Almost all major festivals will stop using disposable cups in the near future. Instead, festival-goers have to hand in their used cup in order to buy a new drink. The cups are taken to a recycling plant at the end of the festival or washed and reused.
The largest festival organizer in the Netherlands, Mojo, did four trials this year to test the system. The final test was last weekend at the three-day hip-hop festival Woo Hah! in Hilvarenbeek.
“It means extra work for us,” says Ruud Lemmen, director of the festival. “The cups are collected, end up in a compactor and are then collected. That is extra work, but you save on cleaning. It makes a huge difference if there are not 100,000 cups on the floor.”
Some visitors find it annoying that they have to hold cups and return them to the bar. “It is a small effort for a better world”, Lemmen responds.
The recycling system was tested at Anouk’s performance in The Hague, at Parkpop and at Stadspark Live in Groningen. According to Lemmen, it must be strange if not all of Mojo’s festivals work with the new approach next year.
To prevent festival-goers from throwing their cups away on the grass as before, recycling coins are used.

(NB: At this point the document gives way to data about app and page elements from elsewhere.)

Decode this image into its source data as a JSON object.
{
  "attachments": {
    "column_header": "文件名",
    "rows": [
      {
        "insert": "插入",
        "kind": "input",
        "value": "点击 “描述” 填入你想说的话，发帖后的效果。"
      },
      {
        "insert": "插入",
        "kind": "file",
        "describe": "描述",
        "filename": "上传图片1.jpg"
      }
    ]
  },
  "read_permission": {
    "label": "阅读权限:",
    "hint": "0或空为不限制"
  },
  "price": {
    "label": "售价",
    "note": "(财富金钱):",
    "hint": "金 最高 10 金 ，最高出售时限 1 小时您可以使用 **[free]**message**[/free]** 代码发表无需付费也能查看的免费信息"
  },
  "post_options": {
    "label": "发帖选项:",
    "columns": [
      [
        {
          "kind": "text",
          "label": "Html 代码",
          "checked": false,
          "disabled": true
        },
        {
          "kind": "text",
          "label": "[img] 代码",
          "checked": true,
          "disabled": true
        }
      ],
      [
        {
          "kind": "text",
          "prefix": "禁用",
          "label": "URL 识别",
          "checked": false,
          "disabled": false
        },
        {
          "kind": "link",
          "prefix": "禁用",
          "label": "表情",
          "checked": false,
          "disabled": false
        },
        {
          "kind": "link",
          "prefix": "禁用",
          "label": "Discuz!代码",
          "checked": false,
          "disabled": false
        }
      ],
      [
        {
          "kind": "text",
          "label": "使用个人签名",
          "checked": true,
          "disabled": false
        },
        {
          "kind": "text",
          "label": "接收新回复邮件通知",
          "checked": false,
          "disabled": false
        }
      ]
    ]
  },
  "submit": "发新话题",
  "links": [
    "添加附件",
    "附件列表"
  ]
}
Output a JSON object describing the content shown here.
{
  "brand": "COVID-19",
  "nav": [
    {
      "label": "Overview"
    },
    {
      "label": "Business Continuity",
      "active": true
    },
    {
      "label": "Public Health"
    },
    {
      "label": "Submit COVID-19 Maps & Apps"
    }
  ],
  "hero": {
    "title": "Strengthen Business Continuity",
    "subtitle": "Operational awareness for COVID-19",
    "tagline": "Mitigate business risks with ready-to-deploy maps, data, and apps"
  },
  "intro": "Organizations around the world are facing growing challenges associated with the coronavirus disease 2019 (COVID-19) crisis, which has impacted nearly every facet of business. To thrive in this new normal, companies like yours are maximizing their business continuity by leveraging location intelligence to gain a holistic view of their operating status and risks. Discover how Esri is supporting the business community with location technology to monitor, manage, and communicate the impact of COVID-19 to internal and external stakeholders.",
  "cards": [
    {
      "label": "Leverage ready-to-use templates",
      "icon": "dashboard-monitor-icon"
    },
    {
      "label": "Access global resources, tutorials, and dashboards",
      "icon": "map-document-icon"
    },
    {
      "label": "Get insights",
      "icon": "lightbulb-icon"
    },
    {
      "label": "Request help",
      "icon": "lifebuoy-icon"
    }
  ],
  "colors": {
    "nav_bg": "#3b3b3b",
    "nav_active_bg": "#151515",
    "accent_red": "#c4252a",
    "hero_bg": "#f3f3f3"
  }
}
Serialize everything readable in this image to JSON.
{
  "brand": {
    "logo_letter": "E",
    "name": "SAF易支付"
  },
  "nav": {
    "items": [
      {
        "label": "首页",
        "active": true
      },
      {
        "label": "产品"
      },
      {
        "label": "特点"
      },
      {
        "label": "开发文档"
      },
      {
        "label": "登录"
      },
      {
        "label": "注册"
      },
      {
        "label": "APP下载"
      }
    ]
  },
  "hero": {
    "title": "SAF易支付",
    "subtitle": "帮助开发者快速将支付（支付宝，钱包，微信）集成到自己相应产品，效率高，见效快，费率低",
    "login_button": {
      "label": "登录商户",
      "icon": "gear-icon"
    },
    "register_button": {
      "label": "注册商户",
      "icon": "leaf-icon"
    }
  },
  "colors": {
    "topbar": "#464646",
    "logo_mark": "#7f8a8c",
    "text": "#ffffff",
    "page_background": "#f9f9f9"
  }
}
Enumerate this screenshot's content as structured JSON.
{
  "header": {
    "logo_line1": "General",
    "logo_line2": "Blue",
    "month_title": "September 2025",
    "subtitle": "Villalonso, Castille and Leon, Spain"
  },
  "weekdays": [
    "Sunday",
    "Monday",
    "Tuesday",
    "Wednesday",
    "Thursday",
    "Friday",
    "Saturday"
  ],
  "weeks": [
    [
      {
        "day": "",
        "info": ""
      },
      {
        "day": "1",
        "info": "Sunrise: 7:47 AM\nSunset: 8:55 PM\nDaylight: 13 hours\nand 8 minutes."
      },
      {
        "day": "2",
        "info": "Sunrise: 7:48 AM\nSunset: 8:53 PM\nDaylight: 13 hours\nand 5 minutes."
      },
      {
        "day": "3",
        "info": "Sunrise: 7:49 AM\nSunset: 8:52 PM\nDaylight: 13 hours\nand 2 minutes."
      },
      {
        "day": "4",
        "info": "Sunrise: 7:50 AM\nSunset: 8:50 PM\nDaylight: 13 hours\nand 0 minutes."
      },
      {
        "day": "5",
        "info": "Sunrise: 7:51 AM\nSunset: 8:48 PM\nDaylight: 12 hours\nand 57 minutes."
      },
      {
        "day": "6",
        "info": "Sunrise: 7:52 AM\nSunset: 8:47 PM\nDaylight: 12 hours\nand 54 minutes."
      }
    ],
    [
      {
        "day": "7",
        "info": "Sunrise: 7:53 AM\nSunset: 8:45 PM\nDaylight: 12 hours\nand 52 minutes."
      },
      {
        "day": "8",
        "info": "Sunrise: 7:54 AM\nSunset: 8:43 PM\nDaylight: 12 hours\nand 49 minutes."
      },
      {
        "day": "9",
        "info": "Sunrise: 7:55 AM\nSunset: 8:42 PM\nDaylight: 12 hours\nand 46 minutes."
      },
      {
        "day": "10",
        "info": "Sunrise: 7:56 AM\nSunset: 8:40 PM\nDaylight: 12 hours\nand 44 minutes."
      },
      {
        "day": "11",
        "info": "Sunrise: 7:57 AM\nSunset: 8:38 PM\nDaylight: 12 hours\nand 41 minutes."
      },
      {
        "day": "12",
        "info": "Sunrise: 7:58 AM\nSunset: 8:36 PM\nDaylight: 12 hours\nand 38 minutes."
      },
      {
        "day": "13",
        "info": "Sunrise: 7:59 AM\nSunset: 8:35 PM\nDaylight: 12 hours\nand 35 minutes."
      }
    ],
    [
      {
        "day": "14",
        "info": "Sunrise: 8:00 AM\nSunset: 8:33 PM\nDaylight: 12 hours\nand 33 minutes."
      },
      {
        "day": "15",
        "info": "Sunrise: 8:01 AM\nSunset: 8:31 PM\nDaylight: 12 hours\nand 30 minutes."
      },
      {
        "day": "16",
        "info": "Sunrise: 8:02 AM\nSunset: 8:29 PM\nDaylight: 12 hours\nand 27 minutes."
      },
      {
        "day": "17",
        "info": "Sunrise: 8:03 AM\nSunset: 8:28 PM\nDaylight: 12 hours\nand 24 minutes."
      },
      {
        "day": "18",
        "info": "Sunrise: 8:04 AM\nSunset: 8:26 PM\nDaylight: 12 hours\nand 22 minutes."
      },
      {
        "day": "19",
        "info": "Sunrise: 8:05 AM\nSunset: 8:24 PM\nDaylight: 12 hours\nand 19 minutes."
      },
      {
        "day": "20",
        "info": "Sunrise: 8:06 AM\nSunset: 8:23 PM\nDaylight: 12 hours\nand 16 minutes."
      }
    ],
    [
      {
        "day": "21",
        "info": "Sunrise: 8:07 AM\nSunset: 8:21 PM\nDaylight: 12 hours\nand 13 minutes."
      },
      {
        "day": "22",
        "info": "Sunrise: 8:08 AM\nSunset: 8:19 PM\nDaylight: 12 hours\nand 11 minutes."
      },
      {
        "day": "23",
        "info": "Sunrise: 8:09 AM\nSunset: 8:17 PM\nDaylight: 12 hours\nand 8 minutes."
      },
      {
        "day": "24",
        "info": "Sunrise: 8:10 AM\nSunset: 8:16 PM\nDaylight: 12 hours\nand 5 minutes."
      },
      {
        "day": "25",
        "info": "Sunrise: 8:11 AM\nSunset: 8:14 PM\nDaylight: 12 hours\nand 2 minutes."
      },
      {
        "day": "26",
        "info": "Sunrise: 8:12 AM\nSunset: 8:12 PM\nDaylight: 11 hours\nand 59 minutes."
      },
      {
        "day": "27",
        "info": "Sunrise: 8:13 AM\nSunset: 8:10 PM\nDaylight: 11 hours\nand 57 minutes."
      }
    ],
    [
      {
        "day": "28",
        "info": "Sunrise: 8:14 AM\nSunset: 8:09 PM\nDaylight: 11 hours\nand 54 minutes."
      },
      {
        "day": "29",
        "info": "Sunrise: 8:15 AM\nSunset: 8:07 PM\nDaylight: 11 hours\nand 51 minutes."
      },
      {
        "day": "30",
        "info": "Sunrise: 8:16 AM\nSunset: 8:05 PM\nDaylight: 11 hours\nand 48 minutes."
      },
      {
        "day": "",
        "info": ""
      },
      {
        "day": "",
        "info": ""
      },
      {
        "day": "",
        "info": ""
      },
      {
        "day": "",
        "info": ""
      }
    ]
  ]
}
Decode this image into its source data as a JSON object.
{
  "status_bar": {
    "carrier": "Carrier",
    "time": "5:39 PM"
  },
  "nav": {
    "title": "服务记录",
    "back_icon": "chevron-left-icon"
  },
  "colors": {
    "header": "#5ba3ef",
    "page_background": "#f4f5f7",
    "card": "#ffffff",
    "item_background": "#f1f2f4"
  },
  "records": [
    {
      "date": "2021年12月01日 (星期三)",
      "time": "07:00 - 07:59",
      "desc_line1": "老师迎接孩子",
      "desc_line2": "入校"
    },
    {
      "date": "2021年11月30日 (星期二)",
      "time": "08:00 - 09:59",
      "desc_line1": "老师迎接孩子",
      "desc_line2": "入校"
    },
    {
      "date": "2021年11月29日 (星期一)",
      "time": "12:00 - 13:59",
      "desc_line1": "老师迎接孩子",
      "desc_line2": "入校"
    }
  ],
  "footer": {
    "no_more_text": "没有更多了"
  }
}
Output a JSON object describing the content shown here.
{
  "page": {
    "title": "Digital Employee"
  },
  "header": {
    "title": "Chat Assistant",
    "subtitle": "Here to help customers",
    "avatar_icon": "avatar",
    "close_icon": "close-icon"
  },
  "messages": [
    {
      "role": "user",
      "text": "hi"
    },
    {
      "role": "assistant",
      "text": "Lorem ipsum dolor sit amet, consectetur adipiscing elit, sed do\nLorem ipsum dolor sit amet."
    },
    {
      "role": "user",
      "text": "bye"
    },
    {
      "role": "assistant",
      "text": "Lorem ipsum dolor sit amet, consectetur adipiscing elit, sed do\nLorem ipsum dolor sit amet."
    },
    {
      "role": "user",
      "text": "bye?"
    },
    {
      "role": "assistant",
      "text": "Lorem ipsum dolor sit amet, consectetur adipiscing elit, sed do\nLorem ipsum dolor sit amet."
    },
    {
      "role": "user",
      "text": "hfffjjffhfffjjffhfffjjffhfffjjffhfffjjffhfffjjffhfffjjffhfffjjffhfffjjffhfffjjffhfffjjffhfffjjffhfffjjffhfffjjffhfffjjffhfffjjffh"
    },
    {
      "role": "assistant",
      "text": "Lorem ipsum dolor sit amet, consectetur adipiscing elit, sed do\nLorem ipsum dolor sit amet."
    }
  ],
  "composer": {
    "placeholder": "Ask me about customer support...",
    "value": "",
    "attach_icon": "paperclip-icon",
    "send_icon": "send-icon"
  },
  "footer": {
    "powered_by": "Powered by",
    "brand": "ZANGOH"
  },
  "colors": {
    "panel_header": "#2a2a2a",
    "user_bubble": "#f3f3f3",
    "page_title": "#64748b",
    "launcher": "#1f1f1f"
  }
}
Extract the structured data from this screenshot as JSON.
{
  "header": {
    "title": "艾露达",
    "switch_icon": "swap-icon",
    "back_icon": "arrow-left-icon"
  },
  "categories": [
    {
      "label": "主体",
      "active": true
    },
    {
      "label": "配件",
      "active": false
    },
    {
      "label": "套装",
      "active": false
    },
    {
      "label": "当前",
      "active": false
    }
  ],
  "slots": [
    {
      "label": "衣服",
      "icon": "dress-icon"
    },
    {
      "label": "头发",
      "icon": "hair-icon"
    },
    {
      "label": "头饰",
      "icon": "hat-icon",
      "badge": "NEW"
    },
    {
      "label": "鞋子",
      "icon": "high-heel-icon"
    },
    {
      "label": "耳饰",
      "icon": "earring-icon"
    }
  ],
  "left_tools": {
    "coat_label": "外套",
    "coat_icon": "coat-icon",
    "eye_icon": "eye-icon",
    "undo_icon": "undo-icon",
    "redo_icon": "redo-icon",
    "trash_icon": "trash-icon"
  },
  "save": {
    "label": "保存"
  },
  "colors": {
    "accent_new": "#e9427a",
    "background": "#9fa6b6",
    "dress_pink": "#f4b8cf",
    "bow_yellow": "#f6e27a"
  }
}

Visitors receive such a coin in advance that they can use to get a cup. At some events, the coin has to be paid for and the visitor can get the money back at the end.
If a visitor does not want to drink anything for a while, a cup can be exchanged for a recycling coin. Music venues such as AFAS Live, Ziggo Dome and 013 in Tilburg are now also working with the trade-in system.
Not by itself
Laura van de Voort of Green Events has been trying for years to get festivals to stop using disposable cups. “The most important thing is that you give people a reason to return the cup. Past trials have shown that people don’t do that on their own.”
She thinks it won’t be long before all the festivals have switched. “A festival site full of plastic waste will soon be a thing of the past. Visitors really don’t want that anymore.”
She points out that it will also become an obligation under the law. “With this festival summer there are only two seasons left to practice and after that you have to reuse or recycle as a festival.”
Some of the cups will end up at Marc Mes of recycling company Indorama after the festival. He turns PET bottles into a raw material that can be used for the production of new bottles. The plastic cups from, among others, Intents, Zwarte Cross and Tomorrowland are now added.
“It’s fairly new to us, but it’s pretty much the same process as recycling PET bottles,” Mes says. “It is a win-win situation. Festivals have a solution for their plastic waste and we have an additional raw material.”
Indorama has by far the most work processing the bottles, but he thinks more cups will be added soon. “We also want to collect the cups from football clubs. There are already several talks with clubs about this.”